*** Begin section ***

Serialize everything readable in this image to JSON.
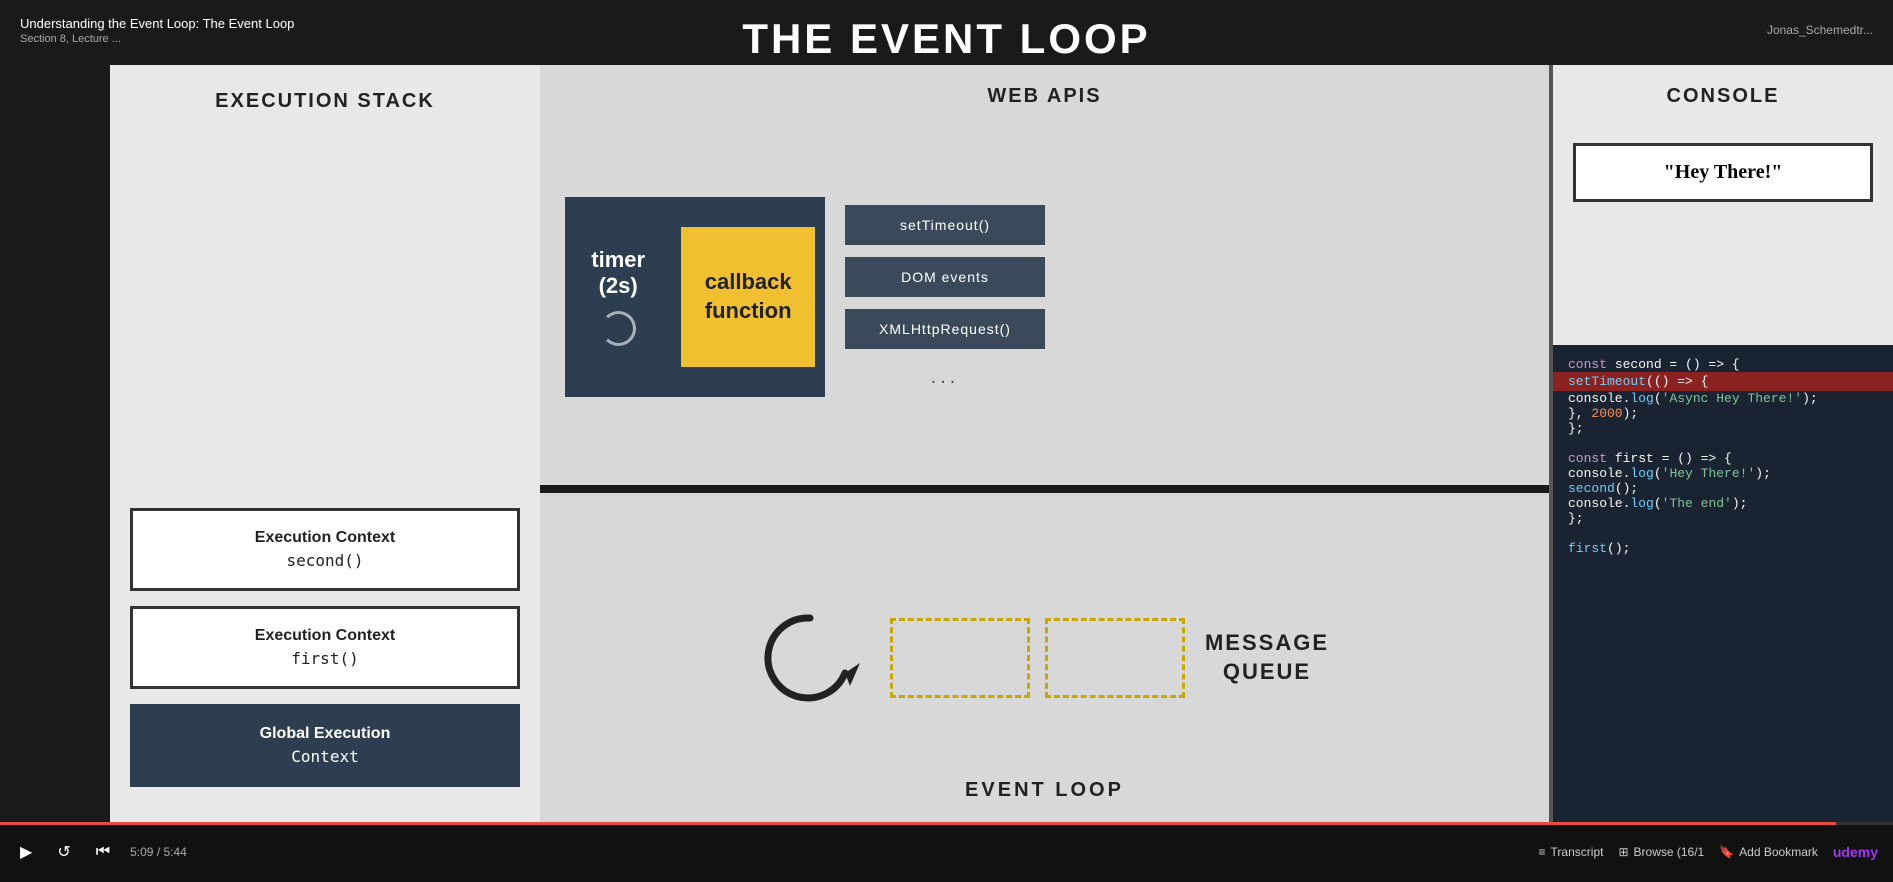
{
  "page": {
    "title": "Understanding the Event Loop: The Event Loop",
    "subtitle": "Section 8, Lecture ...",
    "user": "Jonas_Schemedtr...",
    "bigTitle": "THE EVENT LOOP"
  },
  "executionStack": {
    "panelTitle": "EXECUTION STACK",
    "items": [
      {
        "title": "Execution Context",
        "subtitle": "second()",
        "dark": false
      },
      {
        "title": "Execution Context",
        "subtitle": "first()",
        "dark": false
      },
      {
        "title": "Global Execution Context",
        "subtitle": "",
        "dark": true
      }
    ]
  },
  "webApis": {
    "panelTitle": "WEB APIS",
    "timer": {
      "label": "timer\n(2s)"
    },
    "callback": {
      "label": "callback\nfunction"
    },
    "apiButtons": [
      "setTimeout()",
      "DOM events",
      "XMLHttpRequest()"
    ],
    "dots": "..."
  },
  "eventLoop": {
    "label": "EVENT LOOP",
    "messageQueue": {
      "label": "MESSAGE\nQUEUE"
    }
  },
  "console": {
    "panelTitle": "CONSOLE",
    "value": "\"Hey There!\""
  },
  "code": {
    "lines": [
      {
        "text": "const second = () => {",
        "highlight": false,
        "parts": [
          {
            "type": "keyword",
            "text": "const "
          },
          {
            "type": "var",
            "text": "second "
          },
          {
            "type": "plain",
            "text": "= () => {"
          }
        ]
      },
      {
        "text": "    setTimeout(() => {",
        "highlight": true,
        "parts": [
          {
            "type": "plain",
            "text": "    "
          },
          {
            "type": "func",
            "text": "setTimeout"
          },
          {
            "type": "plain",
            "text": "(() => {"
          }
        ]
      },
      {
        "text": "        console.log('Async Hey There!');",
        "highlight": false,
        "parts": [
          {
            "type": "plain",
            "text": "        console."
          },
          {
            "type": "func",
            "text": "log"
          },
          {
            "type": "plain",
            "text": "("
          },
          {
            "type": "string",
            "text": "'Async Hey There!'"
          },
          {
            "type": "plain",
            "text": ");"
          }
        ]
      },
      {
        "text": "    }, 2000);",
        "highlight": false,
        "parts": [
          {
            "type": "plain",
            "text": "    }, "
          },
          {
            "type": "num",
            "text": "2000"
          },
          {
            "type": "plain",
            "text": ");"
          }
        ]
      },
      {
        "text": "};",
        "highlight": false,
        "parts": [
          {
            "type": "plain",
            "text": "};"
          }
        ]
      },
      {
        "text": "",
        "highlight": false
      },
      {
        "text": "const first = () => {",
        "highlight": false,
        "parts": [
          {
            "type": "keyword",
            "text": "const "
          },
          {
            "type": "var",
            "text": "first "
          },
          {
            "type": "plain",
            "text": "= () => {"
          }
        ]
      },
      {
        "text": "    console.log('Hey There!');",
        "highlight": false,
        "parts": [
          {
            "type": "plain",
            "text": "    console."
          },
          {
            "type": "func",
            "text": "log"
          },
          {
            "type": "plain",
            "text": "("
          },
          {
            "type": "string",
            "text": "'Hey There!'"
          },
          {
            "type": "plain",
            "text": ");"
          }
        ]
      },
      {
        "text": "    second();",
        "highlight": false,
        "parts": [
          {
            "type": "plain",
            "text": "    "
          },
          {
            "type": "func",
            "text": "second"
          },
          {
            "type": "plain",
            "text": "();"
          }
        ]
      },
      {
        "text": "    console.log('The end');",
        "highlight": false,
        "parts": [
          {
            "type": "plain",
            "text": "    console."
          },
          {
            "type": "func",
            "text": "log"
          },
          {
            "type": "plain",
            "text": "("
          },
          {
            "type": "string",
            "text": "'The end'"
          },
          {
            "type": "plain",
            "text": ");"
          }
        ]
      },
      {
        "text": "};",
        "highlight": false,
        "parts": [
          {
            "type": "plain",
            "text": "};"
          }
        ]
      },
      {
        "text": "",
        "highlight": false
      },
      {
        "text": "first();",
        "highlight": false,
        "parts": [
          {
            "type": "func",
            "text": "first"
          },
          {
            "type": "plain",
            "text": "();"
          }
        ]
      }
    ]
  },
  "bottomBar": {
    "time": "5:09 / 5:44",
    "transcript": "Transcript",
    "browse": "Browse (16/1",
    "addBookmark": "Add Bookmark"
  }
}
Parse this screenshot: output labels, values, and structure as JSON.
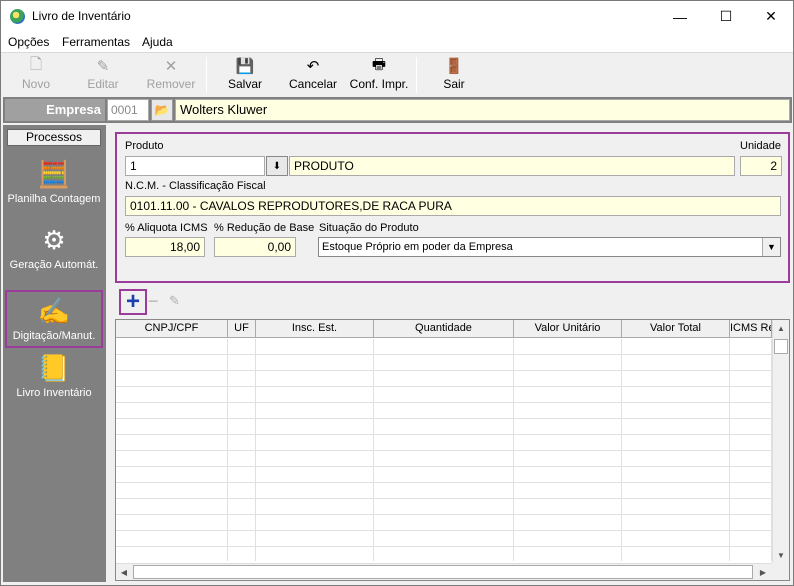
{
  "window": {
    "title": "Livro de Inventário",
    "minimize": "—",
    "maximize": "☐",
    "close": "✕"
  },
  "menu": [
    {
      "label": "Opções"
    },
    {
      "label": "Ferramentas"
    },
    {
      "label": "Ajuda"
    }
  ],
  "toolbar": {
    "novo": {
      "label": "Novo",
      "icon": "new-document-icon",
      "glyph": "🗋"
    },
    "editar": {
      "label": "Editar",
      "icon": "edit-icon",
      "glyph": "✎"
    },
    "remover": {
      "label": "Remover",
      "icon": "remove-icon",
      "glyph": "✕"
    },
    "salvar": {
      "label": "Salvar",
      "icon": "save-icon",
      "glyph": "💾"
    },
    "cancelar": {
      "label": "Cancelar",
      "icon": "undo-icon",
      "glyph": "↶"
    },
    "conf_impr": {
      "label": "Conf. Impr.",
      "icon": "printer-config-icon",
      "glyph": "🖶"
    },
    "sair": {
      "label": "Sair",
      "icon": "exit-door-icon",
      "glyph": "🚪"
    }
  },
  "empresa": {
    "label": "Empresa",
    "code": "0001",
    "name": "Wolters Kluwer",
    "folder_glyph": "📂"
  },
  "sidebar": {
    "header": "Processos",
    "items": [
      {
        "label": "Planilha Contagem",
        "glyph": "🧮"
      },
      {
        "label": "Geração Automát.",
        "glyph": "⚙"
      },
      {
        "label": "Digitação/Manut.",
        "glyph": "✍"
      },
      {
        "label": "Livro Inventário",
        "glyph": "📒"
      }
    ]
  },
  "form": {
    "produto_label": "Produto",
    "produto_code": "1",
    "produto_btn": "⬇",
    "produto_desc": "PRODUTO",
    "unidade_label": "Unidade",
    "unidade_value": "2",
    "ncm_label": "N.C.M. - Classificação Fiscal",
    "ncm_value": "0101.11.00 - CAVALOS REPRODUTORES,DE RACA PURA",
    "icms_label": "% Aliquota ICMS",
    "icms_value": "18,00",
    "reducao_label": "% Redução de Base",
    "reducao_value": "0,00",
    "situacao_label": "Situação do Produto",
    "situacao_value": "Estoque Próprio em poder da Empresa",
    "arrow": "▼"
  },
  "grid_tools": {
    "add": "+",
    "remove": "−",
    "edit": "✎"
  },
  "grid": {
    "columns": [
      "CNPJ/CPF",
      "UF",
      "Insc. Est.",
      "Quantidade",
      "Valor Unitário",
      "Valor Total",
      "ICMS Re"
    ],
    "scroll_up": "▲",
    "scroll_down": "▼",
    "scroll_left": "◀",
    "scroll_right": "▶"
  }
}
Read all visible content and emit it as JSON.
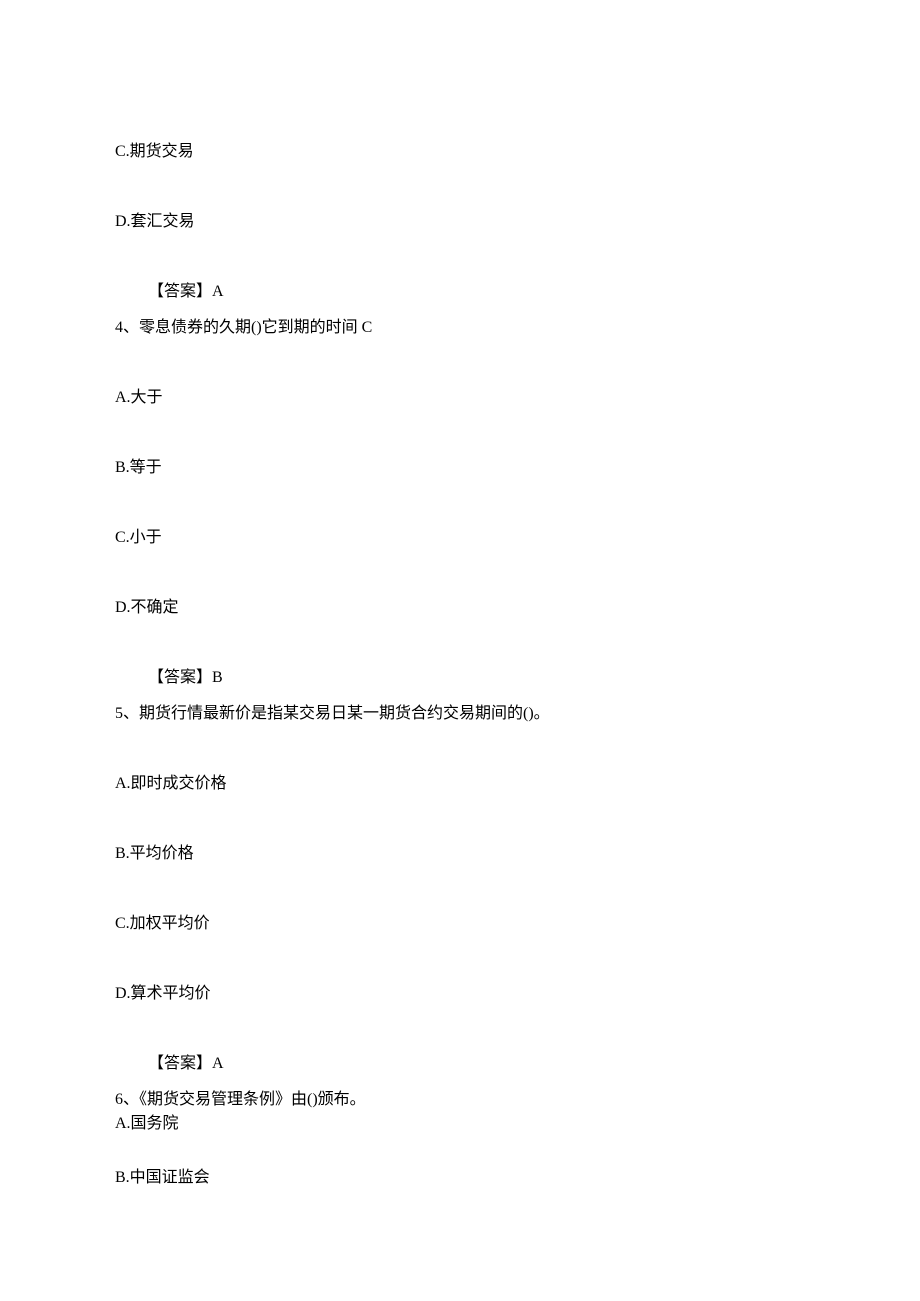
{
  "q3_continuation": {
    "option_c": "C.期货交易",
    "option_d": "D.套汇交易",
    "answer": "【答案】A"
  },
  "q4": {
    "stem": "4、零息债券的久期()它到期的时间 C",
    "option_a": "A.大于",
    "option_b": "B.等于",
    "option_c": "C.小于",
    "option_d": "D.不确定",
    "answer": "【答案】B"
  },
  "q5": {
    "stem": "5、期货行情最新价是指某交易日某一期货合约交易期间的()。",
    "option_a": "A.即时成交价格",
    "option_b": "B.平均价格",
    "option_c": "C.加权平均价",
    "option_d": "D.算术平均价",
    "answer": "【答案】A"
  },
  "q6": {
    "stem": "6、《期货交易管理条例》由()颁布。",
    "option_a": "A.国务院",
    "option_b": "B.中国证监会"
  }
}
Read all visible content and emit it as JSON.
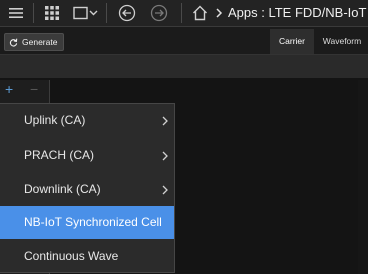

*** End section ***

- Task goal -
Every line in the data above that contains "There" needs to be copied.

- Response -
    "value": "\"Hey There!\""
        "text": "        console.log('Async Hey There!');",
            "text": "'Async Hey There!'"
        "text": "    console.log('Hey There!');",
            "text": "'Hey There!'"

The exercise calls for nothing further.